There is no greater bliss than that of being like a newborn child in front of the Divine.
The Mother – Words of the Mother – II: CWM, Vol. 14, p. 182
I am swallowed in a foam-white sea of bliss,
I am a curving wave of God’s delight,
A shapeless flow of happy passionate light,
A whirlpool of the streams of Paradise.
I am a cup of His felicities,
A thunderblast of His golden ecstasy’s might,
A fire of joy upon creation’s height;
I am His rapture’s wonderful abyss.
I am drunken with the glory of the Lord,
I am vanquished by the beauty of the Unborn;
I have looked alive on the Eternal’s face.
My mind is cloven by His radiant sword,
My heart by His beatific touch is torn,
My life is a meteor-dust of His flaming Grace.
Sri Aurobindo – Collected Poems – The Bliss of Brahman: CWSA, Vol. 2, p. 616

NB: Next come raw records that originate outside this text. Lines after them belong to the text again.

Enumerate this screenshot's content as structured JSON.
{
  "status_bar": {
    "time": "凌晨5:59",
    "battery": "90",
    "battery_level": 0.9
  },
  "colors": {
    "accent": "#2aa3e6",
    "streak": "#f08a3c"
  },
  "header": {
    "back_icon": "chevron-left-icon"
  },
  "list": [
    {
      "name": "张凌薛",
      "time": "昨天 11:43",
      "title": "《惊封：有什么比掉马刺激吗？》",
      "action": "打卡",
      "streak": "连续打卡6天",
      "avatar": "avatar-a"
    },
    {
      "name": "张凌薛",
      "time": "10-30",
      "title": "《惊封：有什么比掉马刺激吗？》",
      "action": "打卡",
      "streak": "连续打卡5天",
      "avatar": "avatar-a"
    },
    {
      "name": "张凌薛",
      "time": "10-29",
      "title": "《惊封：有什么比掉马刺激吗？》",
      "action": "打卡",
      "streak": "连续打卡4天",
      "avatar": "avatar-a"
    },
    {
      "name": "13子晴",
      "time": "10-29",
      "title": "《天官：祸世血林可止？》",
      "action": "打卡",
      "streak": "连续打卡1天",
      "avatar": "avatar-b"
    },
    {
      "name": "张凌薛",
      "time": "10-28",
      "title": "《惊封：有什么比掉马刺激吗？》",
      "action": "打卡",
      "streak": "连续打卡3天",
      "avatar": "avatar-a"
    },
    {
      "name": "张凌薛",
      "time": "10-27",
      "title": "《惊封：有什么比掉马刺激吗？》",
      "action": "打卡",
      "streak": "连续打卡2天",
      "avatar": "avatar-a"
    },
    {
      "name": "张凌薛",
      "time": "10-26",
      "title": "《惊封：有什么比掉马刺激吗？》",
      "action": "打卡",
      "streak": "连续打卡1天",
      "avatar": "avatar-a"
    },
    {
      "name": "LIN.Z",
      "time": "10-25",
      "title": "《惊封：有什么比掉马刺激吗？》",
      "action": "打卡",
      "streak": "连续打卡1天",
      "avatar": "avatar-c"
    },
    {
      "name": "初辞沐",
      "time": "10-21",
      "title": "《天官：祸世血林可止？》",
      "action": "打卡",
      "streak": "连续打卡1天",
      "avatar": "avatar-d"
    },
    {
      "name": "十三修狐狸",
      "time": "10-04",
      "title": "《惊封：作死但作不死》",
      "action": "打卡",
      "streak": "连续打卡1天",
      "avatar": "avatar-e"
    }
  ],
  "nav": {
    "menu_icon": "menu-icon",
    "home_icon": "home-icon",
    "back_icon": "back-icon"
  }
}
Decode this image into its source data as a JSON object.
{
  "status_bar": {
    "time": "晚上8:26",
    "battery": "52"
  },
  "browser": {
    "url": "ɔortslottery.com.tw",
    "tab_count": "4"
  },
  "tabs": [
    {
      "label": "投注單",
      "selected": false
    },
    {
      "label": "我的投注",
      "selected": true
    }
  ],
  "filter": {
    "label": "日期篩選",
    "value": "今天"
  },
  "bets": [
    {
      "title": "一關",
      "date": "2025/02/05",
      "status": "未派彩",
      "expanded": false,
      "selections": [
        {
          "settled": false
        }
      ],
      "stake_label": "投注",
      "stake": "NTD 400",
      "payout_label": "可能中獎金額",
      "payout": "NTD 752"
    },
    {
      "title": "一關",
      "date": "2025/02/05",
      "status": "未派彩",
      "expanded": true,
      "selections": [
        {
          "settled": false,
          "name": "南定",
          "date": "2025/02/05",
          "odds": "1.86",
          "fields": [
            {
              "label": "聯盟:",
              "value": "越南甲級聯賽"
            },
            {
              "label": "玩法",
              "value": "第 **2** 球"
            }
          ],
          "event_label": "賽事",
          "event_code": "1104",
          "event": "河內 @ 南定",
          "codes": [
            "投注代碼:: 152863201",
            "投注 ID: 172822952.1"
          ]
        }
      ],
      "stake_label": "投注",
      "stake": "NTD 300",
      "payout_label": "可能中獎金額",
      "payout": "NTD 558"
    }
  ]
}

His being now exceeded thinkable Space,
His boundless thought was neighbour to cosmic sight:
A universal light was in his eyes,
A golden influx flowed through heart and brain;
A Force came down into his mortal limbs,
A current from eternal seas of Bliss;
He felt the invasion and the nameless joy.
Sri Aurobindo – Savitri: CWSA, Vol. 33, Book One, p.79
There is a Power that no ruler can command; there is a Happiness that no earthly success can bring; there is a Light that no wisdom can possess; there is a Knowledge that no philosophy and no science can master; there is a Bliss of which no satisfaction of desire can give the enjoyment; there is a thirst for Love that no human relation can appease; there is a Peace that one finds nowhere, not even in death.
It is the Power, the Happiness, the Light, the Knowledge, the Bliss, the Love, the Peace that flow from the Divine Grace.
The Mother – Prayers and Meditations: CWM, Vol. 1, p. 380
Sachchidananda is the One with a triple aspect. In the Supreme the three are not three but one—existence is consciousness, consciousness is bliss, and they are thus inseparable, not only inseparable but so much each other that they are not distinct at all….
Sri Aurobindo – Letters on Yoga – I: CWSA, Vol. 28, p. 13
It is an error to confuse Joy and Felicity. They are two very different things. Not only are their vibrations different, but their colors are different. The color of Felicity is blue, a clear silvery blue (the blue of the Ashram flag), very luminous and transparent. And it has a passive and fresh quality that refreshes and rejuvenates.
Whereas Joy is a golden rose color, a pale gold with a tinge of red, a very pale red. It is active, warm, fortifying, intensifying. The first is sweetness, the second is tenderness.
And Bliss—what I spontaneously call Bliss—is the synthesis of both. It is found in the very heights of the supramental consciousness, in a diamond light, an uncolored, sparkling light containing all the colors. Joy and Felicity form two sides of a triangle that has Bliss at its apex.
Bliss contains coolness and warmth, passivity and activity, repose and action, sweetness and tenderness, all at the same time. Divine tenderness … is something very different from sweetness—it is a paroxysm of joy, a vibration so strong that the body feels it will burst, so it is forced to widen.
The Mother – Agenda: Vol. 1, p. 134
A divine force shall flow through tissue and cell
And take the charge of breath and speech and act
And all the thoughts shall be a glow of suns
And every feeling a celestial thrill.
Often a lustrous inner dawn shall come
Lighting the chambers of the slumbering mind;
A sudden bliss shall run through every limb
And Nature with a mightier Presence fill.
Sri Aurobindo – Savitri: CWSA, Vol. 33, Book Eleven, p.710
476—Discipleship to God the Teacher, sonship to God the Father, tenderness of God the Mother, clasp of the hand of the divine Friend, laughter and sport with our Comrade and boy Playfellow, blissful servitude to God the Master, rapturous love of our divine Paramour, these are the seven beatitudes of life in the human body. Canst thou unite all these in a single supreme and rainbow-hued relation? Then hast thou no need of any heaven and thou exceedest the emancipation of the Adwaitin.
The Mother – On Thoughts and Aphorisms: CWM, Vol. 10, p. 344